“She hoped they would take it because she wanted it to be a museum and also for people to be able to come there and learn about the history of the family and the history of Long Island,” said Judith Furman, wife of the late George Furman.

After Smith died in 1955, Furman said, George Furman Sr. set up a testamentary trust. Upon entering the home to begin the restoration of the land and the building, Smith’s abundant historical furnishings, documents, and many artifacts of her family and the history of their land, some dating back before the war, were found.

“My husband, George Sr.’s son, became a trustee with his father. And then as George Sr. got very, very ill, I became one of the trustees as well,” Furman explained. “And so, since that time, we’ve tried to follow the wheel as best we can. My husband was very adamant about doing what [Smith] wanted done.”

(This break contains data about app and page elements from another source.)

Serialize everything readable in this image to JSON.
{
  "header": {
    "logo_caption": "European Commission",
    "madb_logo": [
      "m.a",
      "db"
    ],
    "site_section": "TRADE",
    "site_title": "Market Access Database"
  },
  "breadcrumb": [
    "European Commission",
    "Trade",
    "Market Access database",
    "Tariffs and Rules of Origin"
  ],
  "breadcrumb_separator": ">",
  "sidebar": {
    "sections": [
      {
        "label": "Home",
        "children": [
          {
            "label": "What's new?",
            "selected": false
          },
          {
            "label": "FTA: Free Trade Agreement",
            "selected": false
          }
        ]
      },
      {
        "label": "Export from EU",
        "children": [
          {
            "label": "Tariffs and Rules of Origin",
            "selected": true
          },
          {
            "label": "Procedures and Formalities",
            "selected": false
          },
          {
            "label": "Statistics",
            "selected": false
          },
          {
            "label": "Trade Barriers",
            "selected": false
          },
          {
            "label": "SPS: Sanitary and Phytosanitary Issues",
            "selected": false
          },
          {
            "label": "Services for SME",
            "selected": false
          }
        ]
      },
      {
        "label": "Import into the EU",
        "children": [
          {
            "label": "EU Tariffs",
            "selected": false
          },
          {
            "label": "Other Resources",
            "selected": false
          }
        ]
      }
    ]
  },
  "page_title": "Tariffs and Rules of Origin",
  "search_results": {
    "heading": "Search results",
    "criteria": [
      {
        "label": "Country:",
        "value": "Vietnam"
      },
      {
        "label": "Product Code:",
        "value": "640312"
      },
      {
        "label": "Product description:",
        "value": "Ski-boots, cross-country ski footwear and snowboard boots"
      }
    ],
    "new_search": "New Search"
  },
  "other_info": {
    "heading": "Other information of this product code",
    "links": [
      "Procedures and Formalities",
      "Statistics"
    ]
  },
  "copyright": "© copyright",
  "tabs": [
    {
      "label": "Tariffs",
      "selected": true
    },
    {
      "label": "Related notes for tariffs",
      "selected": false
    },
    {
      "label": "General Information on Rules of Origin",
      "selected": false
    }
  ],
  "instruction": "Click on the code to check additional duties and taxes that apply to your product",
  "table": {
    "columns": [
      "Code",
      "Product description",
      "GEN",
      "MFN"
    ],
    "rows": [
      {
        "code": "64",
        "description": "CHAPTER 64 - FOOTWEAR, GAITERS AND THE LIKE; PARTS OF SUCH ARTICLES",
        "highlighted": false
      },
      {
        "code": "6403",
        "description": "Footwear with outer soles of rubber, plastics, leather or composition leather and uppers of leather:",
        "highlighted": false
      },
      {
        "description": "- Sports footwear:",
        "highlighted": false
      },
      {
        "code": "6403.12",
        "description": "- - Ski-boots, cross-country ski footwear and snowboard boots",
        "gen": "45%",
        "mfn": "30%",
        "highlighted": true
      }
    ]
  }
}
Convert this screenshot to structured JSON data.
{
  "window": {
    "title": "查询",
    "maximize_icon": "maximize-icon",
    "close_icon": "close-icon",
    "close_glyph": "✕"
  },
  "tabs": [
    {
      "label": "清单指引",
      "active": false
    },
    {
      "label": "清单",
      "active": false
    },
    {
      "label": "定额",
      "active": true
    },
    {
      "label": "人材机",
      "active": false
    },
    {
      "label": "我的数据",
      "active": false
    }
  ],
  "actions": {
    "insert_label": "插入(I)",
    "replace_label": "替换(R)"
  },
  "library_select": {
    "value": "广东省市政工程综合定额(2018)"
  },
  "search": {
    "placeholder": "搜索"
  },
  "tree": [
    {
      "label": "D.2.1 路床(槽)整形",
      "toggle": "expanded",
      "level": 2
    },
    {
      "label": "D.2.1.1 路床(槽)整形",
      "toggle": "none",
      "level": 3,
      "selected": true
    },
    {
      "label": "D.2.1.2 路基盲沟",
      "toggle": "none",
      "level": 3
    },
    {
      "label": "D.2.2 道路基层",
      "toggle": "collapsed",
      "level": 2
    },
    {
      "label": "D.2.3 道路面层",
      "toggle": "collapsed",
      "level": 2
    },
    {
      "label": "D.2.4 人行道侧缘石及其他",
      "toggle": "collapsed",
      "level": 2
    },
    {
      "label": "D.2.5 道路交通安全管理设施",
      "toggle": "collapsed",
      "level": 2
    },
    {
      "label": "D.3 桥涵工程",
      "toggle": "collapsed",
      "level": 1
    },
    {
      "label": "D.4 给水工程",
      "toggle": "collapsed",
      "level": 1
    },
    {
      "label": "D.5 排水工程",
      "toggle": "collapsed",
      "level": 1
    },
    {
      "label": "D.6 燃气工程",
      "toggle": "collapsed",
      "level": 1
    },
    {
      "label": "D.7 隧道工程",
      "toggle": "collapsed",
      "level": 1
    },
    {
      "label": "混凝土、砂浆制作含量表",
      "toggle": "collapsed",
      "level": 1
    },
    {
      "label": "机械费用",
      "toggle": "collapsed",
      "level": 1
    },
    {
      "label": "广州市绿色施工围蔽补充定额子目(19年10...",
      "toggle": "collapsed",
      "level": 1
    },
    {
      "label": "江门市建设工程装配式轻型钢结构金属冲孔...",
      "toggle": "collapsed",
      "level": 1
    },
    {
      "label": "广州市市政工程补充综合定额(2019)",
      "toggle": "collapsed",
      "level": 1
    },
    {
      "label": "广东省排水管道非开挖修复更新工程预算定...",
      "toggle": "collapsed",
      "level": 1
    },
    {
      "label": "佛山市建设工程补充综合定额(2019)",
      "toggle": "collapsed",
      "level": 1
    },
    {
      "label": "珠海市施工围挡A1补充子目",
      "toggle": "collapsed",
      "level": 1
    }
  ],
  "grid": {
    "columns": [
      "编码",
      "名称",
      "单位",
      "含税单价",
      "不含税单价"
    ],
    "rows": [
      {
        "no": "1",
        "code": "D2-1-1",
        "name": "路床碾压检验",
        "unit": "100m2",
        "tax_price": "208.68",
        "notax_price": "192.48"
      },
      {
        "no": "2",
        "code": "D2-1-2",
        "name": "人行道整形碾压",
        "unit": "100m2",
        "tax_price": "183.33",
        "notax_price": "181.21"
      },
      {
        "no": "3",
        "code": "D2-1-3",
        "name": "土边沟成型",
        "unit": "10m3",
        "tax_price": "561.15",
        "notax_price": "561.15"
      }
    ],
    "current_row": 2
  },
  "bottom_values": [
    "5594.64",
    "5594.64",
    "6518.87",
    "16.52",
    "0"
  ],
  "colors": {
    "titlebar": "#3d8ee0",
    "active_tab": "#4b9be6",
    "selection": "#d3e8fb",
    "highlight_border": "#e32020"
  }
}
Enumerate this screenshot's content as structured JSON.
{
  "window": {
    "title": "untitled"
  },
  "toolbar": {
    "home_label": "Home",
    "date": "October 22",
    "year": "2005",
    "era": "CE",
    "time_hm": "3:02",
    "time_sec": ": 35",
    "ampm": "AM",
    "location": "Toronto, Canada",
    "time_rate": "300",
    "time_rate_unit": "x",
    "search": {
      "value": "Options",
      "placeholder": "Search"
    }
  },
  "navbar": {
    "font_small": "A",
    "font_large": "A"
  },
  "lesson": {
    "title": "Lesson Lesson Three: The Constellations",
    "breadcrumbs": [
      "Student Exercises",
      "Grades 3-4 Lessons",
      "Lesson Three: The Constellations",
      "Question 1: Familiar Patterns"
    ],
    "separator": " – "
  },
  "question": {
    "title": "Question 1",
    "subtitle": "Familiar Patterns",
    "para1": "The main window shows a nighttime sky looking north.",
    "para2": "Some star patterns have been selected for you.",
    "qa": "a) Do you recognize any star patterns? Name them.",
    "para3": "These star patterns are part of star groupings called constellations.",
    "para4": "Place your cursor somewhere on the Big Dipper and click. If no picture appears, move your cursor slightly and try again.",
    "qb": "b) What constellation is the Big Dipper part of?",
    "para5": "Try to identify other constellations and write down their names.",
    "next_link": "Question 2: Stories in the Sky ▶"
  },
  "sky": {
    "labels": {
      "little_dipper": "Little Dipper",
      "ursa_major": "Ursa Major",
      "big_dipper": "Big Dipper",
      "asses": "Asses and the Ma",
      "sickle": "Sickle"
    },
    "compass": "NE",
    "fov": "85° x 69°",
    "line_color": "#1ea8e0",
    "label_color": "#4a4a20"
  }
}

George Furman Jr., his wife said, was happily aware before he died that the town was likely to accept the land this time around. Furman added that the family feels confident that the town will take great care of the property and help keep its history alive amongst the public.

At a February town work session, town supervisor Ed Romaine explained to his colleagues that this land is a mark of the one major battle fought in Brookhaven Town, where Col. Tallmadge rode across the island and battled the British for St. George, adding that the property sits on a vista that overlooks the Carmans River as it flows into the Great South Bay.

As the property is being donated at no expense to the town along with the trust, the town will be able to keep the current maintenance workers, and maintain and open the facility to the general public.

“Every time we remember the past, we remind ourselves of our roots. When we look back with a clear vision and understanding of what went before, we have a much clearer vision of what should come in the future,” said Romaine. “So, we are going to reward ourselves and future generations by preserving the Manor of St. George.”

“The town board passed a resolution authorizing the town to accept the property and the trust account. This 122 acres of local history is part of our national history, and I’m proud to be part of ensuring that it will remain open and available to the public for future generations,” said councilman Dan Panico. “While we have not closed just yet, we intend on closing in the coming weeks—which will be a momentous occasion.”

As the property is being donated at no expense to the town along with the trust, the town will be able to keep the current maintenance workers, and maintain and open the facility to the general public.

ABOUT THE MANOR

St. George’s Manor is a multi-acre homestead originally purchased by William Tangier Smith in the 17th century. It is the site of a large American-won battle of the American Revolution and the largest gathering of the British Navy’s fleet. The donation will include the home, surrounding outbuildings, and a massive collection of artifacts.